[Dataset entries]
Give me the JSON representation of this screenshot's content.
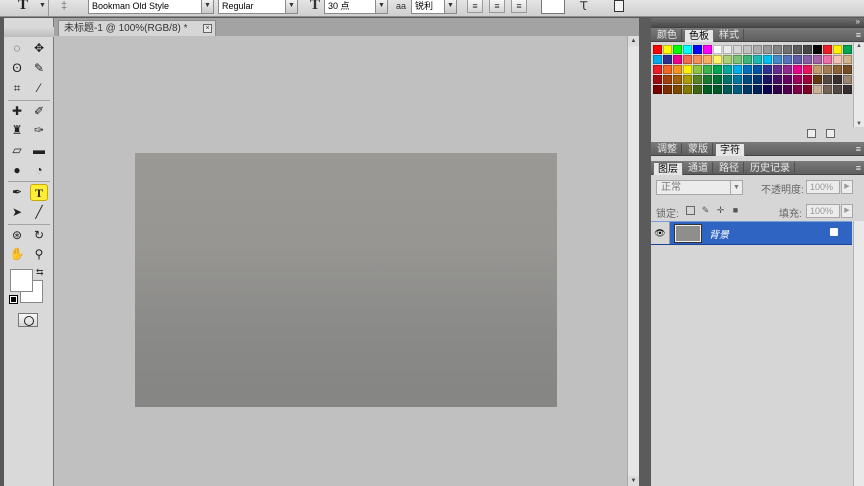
{
  "options_bar": {
    "tool_icon": "type-tool-icon",
    "font_family": "Bookman Old Style",
    "font_style": "Regular",
    "font_size": "30 点",
    "aa_icon": "aa",
    "antialias": "锐利"
  },
  "document": {
    "tab_title": "未标题-1 @ 100%(RGB/8) *",
    "close": "×"
  },
  "swatches_panel": {
    "tabs": [
      "颜色",
      "色板",
      "样式"
    ],
    "active_tab": 1,
    "menu_glyph": "≡",
    "colors": [
      "#ff0000",
      "#ffff00",
      "#00ff00",
      "#00ffff",
      "#0000ff",
      "#ff00ff",
      "#ffffff",
      "#ebebeb",
      "#d6d6d6",
      "#c2c2c2",
      "#adadad",
      "#999999",
      "#858585",
      "#707070",
      "#5c5c5c",
      "#474747",
      "#000000",
      "#ee1c24",
      "#fff200",
      "#00a651",
      "#00aeef",
      "#2e3192",
      "#ec008c",
      "#f26c4f",
      "#f68e56",
      "#fbaf5d",
      "#fff568",
      "#acd373",
      "#7cc576",
      "#3bb878",
      "#1abbb4",
      "#00bff3",
      "#438ccb",
      "#5574b9",
      "#605ca8",
      "#855fa8",
      "#a763a8",
      "#f06eaa",
      "#f2c3b3",
      "#d2b48c",
      "#ed1c24",
      "#f26522",
      "#f7941d",
      "#fff200",
      "#8dc63f",
      "#39b54a",
      "#00a651",
      "#00a99d",
      "#00aeef",
      "#0072bc",
      "#0054a6",
      "#2e3192",
      "#662d91",
      "#92278f",
      "#ec008c",
      "#ed145b",
      "#c69c6d",
      "#a67c52",
      "#8c6239",
      "#754c24",
      "#9e0b0f",
      "#a0410d",
      "#a36209",
      "#aba000",
      "#598527",
      "#1a7b30",
      "#007236",
      "#00746b",
      "#0076a3",
      "#004a80",
      "#003471",
      "#1b1464",
      "#440e62",
      "#630460",
      "#9e005d",
      "#9e0039",
      "#603913",
      "#534741",
      "#362f2d",
      "#998675",
      "#790000",
      "#7b2e00",
      "#7d4900",
      "#827b00",
      "#406618",
      "#005e20",
      "#005826",
      "#005952",
      "#005b7f",
      "#003663",
      "#002157",
      "#0d004c",
      "#32004b",
      "#4b0049",
      "#7b0046",
      "#7a0026",
      "#c7b299",
      "#736357",
      "#534741",
      "#362f2d"
    ],
    "footer_icons": [
      "new-swatch-icon",
      "trash-icon"
    ]
  },
  "adjust_panel": {
    "tabs": [
      "调整",
      "蒙版",
      "字符"
    ],
    "active_tab": 2
  },
  "layers_panel": {
    "tabs": [
      "图层",
      "通道",
      "路径",
      "历史记录"
    ],
    "active_tab": 0,
    "blend_mode": "正常",
    "opacity_label": "不透明度:",
    "opacity_value": "100%",
    "lock_label": "锁定:",
    "fill_label": "填充:",
    "fill_value": "100%",
    "layers": [
      {
        "name": "背景",
        "visible": true,
        "locked": true
      }
    ]
  },
  "tools": {
    "active_tool": "type-tool"
  }
}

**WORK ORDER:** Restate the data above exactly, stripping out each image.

**SOLUTION FOR THIS TASK:**
Give me the JSON representation of this screenshot's content.
{
  "options_bar": {
    "tool_icon": "type-tool-icon",
    "font_family": "Bookman Old Style",
    "font_style": "Regular",
    "font_size": "30 点",
    "aa_icon": "aa",
    "antialias": "锐利"
  },
  "document": {
    "tab_title": "未标题-1 @ 100%(RGB/8) *",
    "close": "×"
  },
  "swatches_panel": {
    "tabs": [
      "颜色",
      "色板",
      "样式"
    ],
    "active_tab": 1,
    "menu_glyph": "≡",
    "colors": [
      "#ff0000",
      "#ffff00",
      "#00ff00",
      "#00ffff",
      "#0000ff",
      "#ff00ff",
      "#ffffff",
      "#ebebeb",
      "#d6d6d6",
      "#c2c2c2",
      "#adadad",
      "#999999",
      "#858585",
      "#707070",
      "#5c5c5c",
      "#474747",
      "#000000",
      "#ee1c24",
      "#fff200",
      "#00a651",
      "#00aeef",
      "#2e3192",
      "#ec008c",
      "#f26c4f",
      "#f68e56",
      "#fbaf5d",
      "#fff568",
      "#acd373",
      "#7cc576",
      "#3bb878",
      "#1abbb4",
      "#00bff3",
      "#438ccb",
      "#5574b9",
      "#605ca8",
      "#855fa8",
      "#a763a8",
      "#f06eaa",
      "#f2c3b3",
      "#d2b48c",
      "#ed1c24",
      "#f26522",
      "#f7941d",
      "#fff200",
      "#8dc63f",
      "#39b54a",
      "#00a651",
      "#00a99d",
      "#00aeef",
      "#0072bc",
      "#0054a6",
      "#2e3192",
      "#662d91",
      "#92278f",
      "#ec008c",
      "#ed145b",
      "#c69c6d",
      "#a67c52",
      "#8c6239",
      "#754c24",
      "#9e0b0f",
      "#a0410d",
      "#a36209",
      "#aba000",
      "#598527",
      "#1a7b30",
      "#007236",
      "#00746b",
      "#0076a3",
      "#004a80",
      "#003471",
      "#1b1464",
      "#440e62",
      "#630460",
      "#9e005d",
      "#9e0039",
      "#603913",
      "#534741",
      "#362f2d",
      "#998675",
      "#790000",
      "#7b2e00",
      "#7d4900",
      "#827b00",
      "#406618",
      "#005e20",
      "#005826",
      "#005952",
      "#005b7f",
      "#003663",
      "#002157",
      "#0d004c",
      "#32004b",
      "#4b0049",
      "#7b0046",
      "#7a0026",
      "#c7b299",
      "#736357",
      "#534741",
      "#362f2d"
    ],
    "footer_icons": [
      "new-swatch-icon",
      "trash-icon"
    ]
  },
  "adjust_panel": {
    "tabs": [
      "调整",
      "蒙版",
      "字符"
    ],
    "active_tab": 2
  },
  "layers_panel": {
    "tabs": [
      "图层",
      "通道",
      "路径",
      "历史记录"
    ],
    "active_tab": 0,
    "blend_mode": "正常",
    "opacity_label": "不透明度:",
    "opacity_value": "100%",
    "lock_label": "锁定:",
    "fill_label": "填充:",
    "fill_value": "100%",
    "layers": [
      {
        "name": "背景",
        "visible": true,
        "locked": true
      }
    ]
  },
  "tools": {
    "active_tool": "type-tool"
  }
}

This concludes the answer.